Ahuja devotes a larger than expected amount of screen on Didi’s pro bono legal work as she attempts to aid a woman beaten by her boyfriend. And the boyfriend just so happens to be represented by her father’s law firm. That’s a pretty heavy subject matter for the typically excessively lighthearted romantic comedy genre and feels out of place especially when those scenes are followed by Didi having to share a bed with Raj’s mother.
And at times, this subplot plays out more like a soap opera with some bombastic over the top musical scoring that seems melodramatic just for the sake of being melodramatic.

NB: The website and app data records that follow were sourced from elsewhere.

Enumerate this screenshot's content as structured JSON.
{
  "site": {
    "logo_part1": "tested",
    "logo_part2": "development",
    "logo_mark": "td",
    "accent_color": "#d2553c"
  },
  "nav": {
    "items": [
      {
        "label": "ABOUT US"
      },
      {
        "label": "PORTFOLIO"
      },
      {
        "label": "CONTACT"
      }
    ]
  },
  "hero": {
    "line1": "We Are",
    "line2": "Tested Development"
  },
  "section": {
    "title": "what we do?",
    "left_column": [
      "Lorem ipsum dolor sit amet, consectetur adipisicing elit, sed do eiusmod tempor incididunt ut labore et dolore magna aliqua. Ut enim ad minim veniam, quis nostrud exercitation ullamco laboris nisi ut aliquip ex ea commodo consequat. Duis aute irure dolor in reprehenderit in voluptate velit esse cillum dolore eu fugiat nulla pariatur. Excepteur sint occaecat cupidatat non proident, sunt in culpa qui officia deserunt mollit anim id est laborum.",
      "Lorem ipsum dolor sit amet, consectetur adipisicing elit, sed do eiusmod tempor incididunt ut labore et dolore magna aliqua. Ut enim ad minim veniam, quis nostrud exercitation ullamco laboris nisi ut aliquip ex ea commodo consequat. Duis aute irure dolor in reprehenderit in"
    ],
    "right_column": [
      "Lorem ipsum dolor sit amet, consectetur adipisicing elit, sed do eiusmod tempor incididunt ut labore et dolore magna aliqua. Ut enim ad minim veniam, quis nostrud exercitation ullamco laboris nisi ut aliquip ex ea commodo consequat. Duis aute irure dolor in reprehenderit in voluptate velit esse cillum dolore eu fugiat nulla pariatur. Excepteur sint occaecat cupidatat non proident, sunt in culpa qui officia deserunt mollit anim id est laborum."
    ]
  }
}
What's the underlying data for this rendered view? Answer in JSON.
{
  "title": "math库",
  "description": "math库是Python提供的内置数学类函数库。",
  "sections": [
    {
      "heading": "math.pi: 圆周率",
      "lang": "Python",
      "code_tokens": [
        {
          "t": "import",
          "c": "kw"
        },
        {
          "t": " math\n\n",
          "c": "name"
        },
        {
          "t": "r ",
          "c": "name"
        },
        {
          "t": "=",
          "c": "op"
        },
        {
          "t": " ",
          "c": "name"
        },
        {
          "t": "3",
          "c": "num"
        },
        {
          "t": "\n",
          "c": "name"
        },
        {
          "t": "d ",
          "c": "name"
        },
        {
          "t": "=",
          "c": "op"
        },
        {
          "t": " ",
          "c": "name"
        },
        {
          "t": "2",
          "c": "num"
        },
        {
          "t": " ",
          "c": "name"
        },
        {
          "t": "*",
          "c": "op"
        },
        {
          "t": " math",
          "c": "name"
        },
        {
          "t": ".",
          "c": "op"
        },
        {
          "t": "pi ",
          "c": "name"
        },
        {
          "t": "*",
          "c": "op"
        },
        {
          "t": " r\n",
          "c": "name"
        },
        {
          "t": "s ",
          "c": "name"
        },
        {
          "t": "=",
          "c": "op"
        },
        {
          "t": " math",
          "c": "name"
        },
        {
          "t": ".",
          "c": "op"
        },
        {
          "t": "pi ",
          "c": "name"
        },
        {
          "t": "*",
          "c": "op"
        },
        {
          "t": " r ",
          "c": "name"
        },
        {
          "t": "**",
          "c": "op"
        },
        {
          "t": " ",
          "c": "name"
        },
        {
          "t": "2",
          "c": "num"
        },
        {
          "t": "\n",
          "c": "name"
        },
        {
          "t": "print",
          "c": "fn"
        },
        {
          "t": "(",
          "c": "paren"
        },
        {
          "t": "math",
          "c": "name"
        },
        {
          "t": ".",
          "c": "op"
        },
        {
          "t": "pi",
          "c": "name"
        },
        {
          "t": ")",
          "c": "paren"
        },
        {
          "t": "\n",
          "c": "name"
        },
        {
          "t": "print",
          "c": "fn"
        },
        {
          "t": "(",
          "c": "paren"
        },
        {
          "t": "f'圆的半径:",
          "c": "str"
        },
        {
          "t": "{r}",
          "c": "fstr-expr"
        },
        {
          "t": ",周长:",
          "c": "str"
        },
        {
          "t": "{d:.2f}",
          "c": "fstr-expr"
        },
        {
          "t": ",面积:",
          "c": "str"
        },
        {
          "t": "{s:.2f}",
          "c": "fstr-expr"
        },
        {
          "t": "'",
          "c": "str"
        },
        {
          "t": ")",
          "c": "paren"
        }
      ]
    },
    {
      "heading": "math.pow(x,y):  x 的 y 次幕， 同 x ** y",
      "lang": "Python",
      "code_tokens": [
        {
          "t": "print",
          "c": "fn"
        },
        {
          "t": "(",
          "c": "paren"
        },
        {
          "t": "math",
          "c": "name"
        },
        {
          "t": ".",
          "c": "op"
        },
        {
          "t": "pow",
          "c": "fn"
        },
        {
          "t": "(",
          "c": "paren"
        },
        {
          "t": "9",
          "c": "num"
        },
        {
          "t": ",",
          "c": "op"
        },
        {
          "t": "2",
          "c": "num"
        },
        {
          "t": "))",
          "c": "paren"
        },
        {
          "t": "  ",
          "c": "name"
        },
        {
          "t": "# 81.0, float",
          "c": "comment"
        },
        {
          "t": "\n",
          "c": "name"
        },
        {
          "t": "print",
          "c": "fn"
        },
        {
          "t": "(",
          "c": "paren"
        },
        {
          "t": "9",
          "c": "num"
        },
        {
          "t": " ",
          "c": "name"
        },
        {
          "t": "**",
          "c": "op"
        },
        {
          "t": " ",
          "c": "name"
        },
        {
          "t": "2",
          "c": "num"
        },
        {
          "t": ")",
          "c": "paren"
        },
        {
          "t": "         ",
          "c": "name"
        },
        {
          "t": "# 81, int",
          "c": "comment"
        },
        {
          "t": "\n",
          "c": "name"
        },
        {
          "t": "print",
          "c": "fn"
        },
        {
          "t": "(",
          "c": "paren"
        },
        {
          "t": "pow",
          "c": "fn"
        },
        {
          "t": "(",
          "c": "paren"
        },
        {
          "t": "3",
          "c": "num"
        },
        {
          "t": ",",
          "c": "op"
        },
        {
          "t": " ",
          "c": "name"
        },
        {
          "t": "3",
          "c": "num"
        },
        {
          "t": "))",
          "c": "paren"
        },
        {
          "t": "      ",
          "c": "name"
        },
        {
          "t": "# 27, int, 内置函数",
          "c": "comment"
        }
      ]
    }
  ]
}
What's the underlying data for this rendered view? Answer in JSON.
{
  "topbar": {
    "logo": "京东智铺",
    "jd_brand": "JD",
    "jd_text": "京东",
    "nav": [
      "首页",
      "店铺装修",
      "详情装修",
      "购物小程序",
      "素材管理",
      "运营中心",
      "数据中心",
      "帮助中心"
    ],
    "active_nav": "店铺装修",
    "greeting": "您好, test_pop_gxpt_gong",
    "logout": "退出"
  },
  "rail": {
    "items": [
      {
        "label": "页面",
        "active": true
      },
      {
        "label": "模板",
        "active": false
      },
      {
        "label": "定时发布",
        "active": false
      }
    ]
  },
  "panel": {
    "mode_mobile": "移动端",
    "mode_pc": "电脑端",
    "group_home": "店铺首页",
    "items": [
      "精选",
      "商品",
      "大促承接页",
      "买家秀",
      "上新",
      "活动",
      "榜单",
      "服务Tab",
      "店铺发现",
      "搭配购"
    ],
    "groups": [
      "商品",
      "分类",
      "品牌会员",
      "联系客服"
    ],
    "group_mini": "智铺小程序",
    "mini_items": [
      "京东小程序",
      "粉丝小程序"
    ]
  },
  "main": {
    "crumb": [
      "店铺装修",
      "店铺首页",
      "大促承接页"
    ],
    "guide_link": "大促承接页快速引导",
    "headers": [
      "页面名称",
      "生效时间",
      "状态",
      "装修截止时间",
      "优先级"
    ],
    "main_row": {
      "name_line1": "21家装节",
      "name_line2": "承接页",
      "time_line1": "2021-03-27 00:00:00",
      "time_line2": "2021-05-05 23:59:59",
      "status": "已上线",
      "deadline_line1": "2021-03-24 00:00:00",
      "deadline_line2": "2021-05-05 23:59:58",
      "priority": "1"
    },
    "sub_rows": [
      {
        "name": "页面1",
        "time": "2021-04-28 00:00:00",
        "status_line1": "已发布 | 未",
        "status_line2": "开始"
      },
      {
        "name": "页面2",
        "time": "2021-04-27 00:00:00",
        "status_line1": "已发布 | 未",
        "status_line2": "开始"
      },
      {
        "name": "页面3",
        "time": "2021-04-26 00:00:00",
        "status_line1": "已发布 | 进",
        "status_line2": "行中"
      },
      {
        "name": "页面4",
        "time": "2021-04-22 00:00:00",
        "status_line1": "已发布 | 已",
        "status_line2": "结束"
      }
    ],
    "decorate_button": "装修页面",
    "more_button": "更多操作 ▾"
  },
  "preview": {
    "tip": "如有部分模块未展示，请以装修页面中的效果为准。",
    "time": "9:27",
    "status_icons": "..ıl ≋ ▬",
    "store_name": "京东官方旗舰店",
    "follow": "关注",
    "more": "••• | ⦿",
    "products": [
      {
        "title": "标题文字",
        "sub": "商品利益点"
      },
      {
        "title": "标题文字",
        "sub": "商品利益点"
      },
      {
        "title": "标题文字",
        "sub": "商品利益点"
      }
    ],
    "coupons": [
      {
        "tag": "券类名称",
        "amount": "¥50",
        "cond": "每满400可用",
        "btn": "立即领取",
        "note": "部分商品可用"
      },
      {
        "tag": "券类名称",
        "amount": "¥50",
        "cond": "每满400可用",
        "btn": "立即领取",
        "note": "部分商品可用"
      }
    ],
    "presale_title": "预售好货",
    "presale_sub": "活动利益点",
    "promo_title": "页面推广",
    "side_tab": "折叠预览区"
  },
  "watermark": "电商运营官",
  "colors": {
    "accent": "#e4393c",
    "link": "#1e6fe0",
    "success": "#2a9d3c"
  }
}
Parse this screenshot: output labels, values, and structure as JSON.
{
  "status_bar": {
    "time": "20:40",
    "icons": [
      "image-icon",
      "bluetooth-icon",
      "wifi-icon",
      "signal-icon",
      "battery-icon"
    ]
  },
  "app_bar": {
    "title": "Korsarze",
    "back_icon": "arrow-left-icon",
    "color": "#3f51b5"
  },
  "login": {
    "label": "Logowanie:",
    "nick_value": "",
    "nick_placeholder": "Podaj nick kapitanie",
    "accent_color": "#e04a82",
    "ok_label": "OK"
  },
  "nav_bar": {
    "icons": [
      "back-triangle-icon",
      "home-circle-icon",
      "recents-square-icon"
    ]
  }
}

Despite those challenges, the film has enough fun moments to make the investment worthwhile. Namaste Wahala is one of those films where I wish Netflix had some sort of bonus features like a director’s commentary or behind the scenes for viewers interested in the cultural differences and challenges. It would be interesting to gain more insight from the cast and crew on this kind of romance.
Namaste Wahala makes good on its romantic comedy intentions and aims for a little extra credit by tackling a few extra genres that ultimately makes it more complicated than necessary.
Rating: 7 out of 10
Photo Credit: Netflix